Michael Scott declares no more Office. Steve Carell doesn't think there should be an Office reboot because he's concerned the show's humor might not go over as well now as it once did. In an interview with Esquire, Carell said he thinks The Office is possibly too offensive for the current #MeToo era.
In the interview, Carell admitted that he gets asked a lot about The Office, especially from those who are just now watching it for the first time — five years after it went off the air and seven years after he officially left the show. “Because The Office is on Netflix and replaying, a lot more people have seen it recently,” Carell told Esquire. “And I think because of that there’s been a resurgence in interest in the show, and talk about bringing it back. But apart from the fact that I just don’t think that’s a good idea," he continued, "it might be impossible to do that show today and have people accept it the way it was accepted ten years ago."
A decade ago things were very different, especially in comedy, something Carell is very aware of. "The climate’s different," he said. "I mean, the whole idea of that character, Michael Scott, so much of it was predicated on inappropriate behavior. I mean, he’s certainly not a model boss. A lot of what is depicted on that show is completely wrong-minded. That’s the point, you know? But I just don’t know how that would fly now."

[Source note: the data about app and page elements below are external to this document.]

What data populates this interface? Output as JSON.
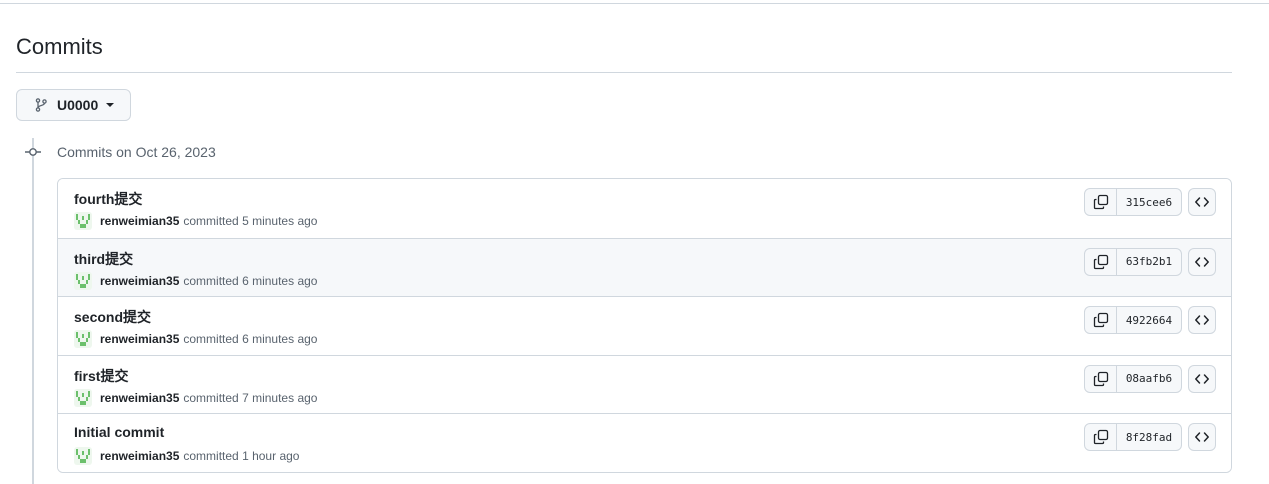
{
  "page": {
    "title": "Commits"
  },
  "branch": {
    "name": "U0000",
    "icon": "git-branch-icon"
  },
  "group": {
    "heading": "Commits on Oct 26, 2023"
  },
  "commits": [
    {
      "message": "fourth提交",
      "author": "renweimian35",
      "action": "committed",
      "time": "5 minutes ago",
      "sha": "315cee6"
    },
    {
      "message": "third提交",
      "author": "renweimian35",
      "action": "committed",
      "time": "6 minutes ago",
      "sha": "63fb2b1"
    },
    {
      "message": "second提交",
      "author": "renweimian35",
      "action": "committed",
      "time": "6 minutes ago",
      "sha": "4922664"
    },
    {
      "message": "first提交",
      "author": "renweimian35",
      "action": "committed",
      "time": "7 minutes ago",
      "sha": "08aafb6"
    },
    {
      "message": "Initial commit",
      "author": "renweimian35",
      "action": "committed",
      "time": "1 hour ago",
      "sha": "8f28fad"
    }
  ],
  "colors": {
    "avatar": "#6cc06c",
    "border": "#d0d7de",
    "muted": "#59636e",
    "hover_row": "#f6f8fa"
  }
}
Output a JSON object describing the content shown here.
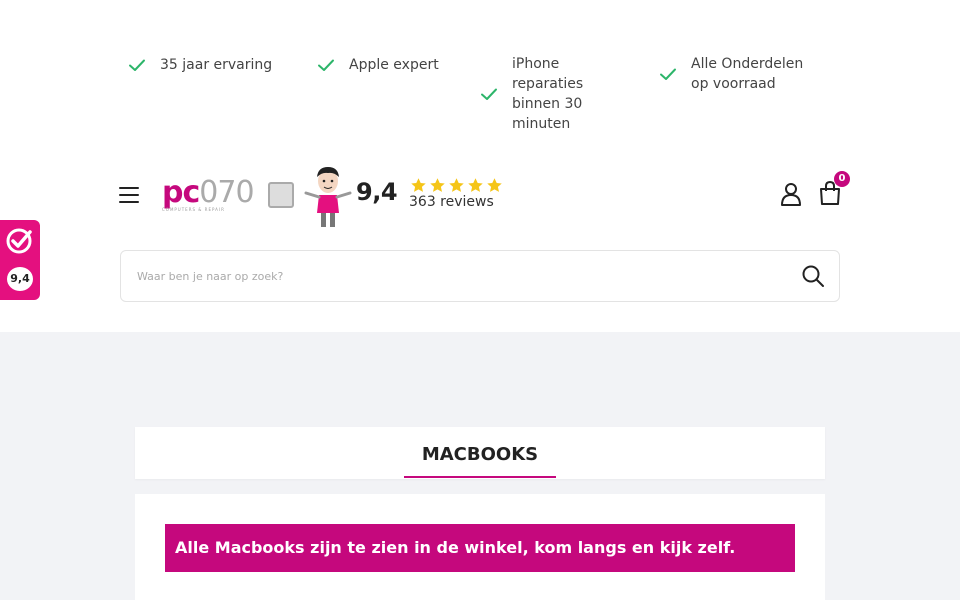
{
  "usps": [
    {
      "text": "35 jaar ervaring",
      "icon": "check-icon"
    },
    {
      "text": "Apple expert",
      "icon": "check-icon"
    },
    {
      "text": "iPhone reparaties binnen 30 minuten",
      "icon": "check-icon"
    },
    {
      "text": "Alle Onderdelen op voorraad",
      "icon": "check-icon"
    }
  ],
  "header": {
    "logo_text_a": "pc",
    "logo_text_b": "070",
    "logo_subtext": "COMPUTERS & REPAIR",
    "rating": "9,4",
    "stars": 5,
    "reviews": "363 reviews",
    "cart_count": "0",
    "icons": {
      "menu": "hamburger-menu-icon",
      "account": "user-icon",
      "cart": "shopping-bag-icon",
      "search": "search-icon"
    }
  },
  "search": {
    "placeholder": "Waar ben je naar op zoek?",
    "value": ""
  },
  "side_badge": {
    "score": "9,4",
    "icon": "kiyoh-check-icon"
  },
  "main": {
    "tab_label": "MACBOOKS",
    "banner_text": "Alle Macbooks zijn te zien in de winkel, kom langs en kijk zelf."
  },
  "colors": {
    "brand": "#c5087d",
    "check": "#2db56a",
    "star": "#f5c518",
    "side_tab": "#e4107f",
    "background": "#f2f3f6"
  }
}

It's true that The Office's humor relies on one's discomfort with Michael Scott's actions, which are often inexplicably sexist, racist, and so many other unacceptable -ists. Michael is certainly not woke — just watch the Season 1 episode "Diversity Day" for proof — and his workplace abuses might be a little too real in a time where women are saying Time's Up to powerful men who are getting away with whatever they want at the office. Specifically, powerful men who make their workers feel uncomfortable, which Michael does time and time again.
"There’s a very high awareness of offensive things today—which is good, for sure," Carell said in his Esquire interview. "But at the same time, when you take a character like that too literally, it doesn’t really work.” In other words, the show relies on viewers understanding that this man's actions are not OK and that a lot of what Michael says would get him fired.
Over the course of seven seasons, The Office was able to develop Michael beyond his offensive jokes, portraying him as a sweet and sympathetic character, one who is harmless and is therefore rarely reprimanded for what he does. And while audiences were willing to accept that in the late 2000s, audiences of 2018 might have a harder time watching Michael Scott get a pass for his bad behavior.
As Carell contemplates that question, the creators are reportedly working on an Office revival that will include some of its original stars. Though the show hasn't been confirmed publicly by NBC, it's unlikely one of those stars will be Carell, who has time and time again come out against a reboot.
Last week, Carell told Time he's done playing Michael Scott. “I’ve never thought of it as a good idea,” he said of the possibility of a reboot. “I think it existed in that time and with those people and it felt right. There was something so special about it, and I guess it’s an odd way to put it, but I love it too much to ever want to do it again. It’s too special to me in my heart in that period of time.”
Other former Office stars, however, have expressed enthusiasm at the idea. Jenna Fischer told The Hollywood Reporter that she still loves Pam and would be "honored to come back in any way that I am able to." Creed Bratton also said he'd be a part of the revival, if it happens, but had a few concerns. "How would you do it?" he said in an interview with Bustle. "You talk about iconic. It’s one of these things that’s become integrated in the consciousness. 'That’s what she said' is a catch phrase now."
John Krasinski has also hinted that he would be interested in appearing in the revival, even pitching an idea for The Office reboot that would take it back to its British roots and maybe bring it into 2018. He told The Wrap back in March:
"The original British show, the best thing was they had a Christmas episode — it was a one-off. I would love to do that. I think it would be a sort of 'Where Are They Now' kind of thing. That would be really fun...We need it. I'd totally be down if everyone else is too."
While Carell doesn't want to see an Office reboot, there's a chance some of his concerns could be addressed in a new version of the show made in a post-#MeToo era. Perhaps, Michael Scott was right, there is such thing as good grief, just like Charlie Brown said.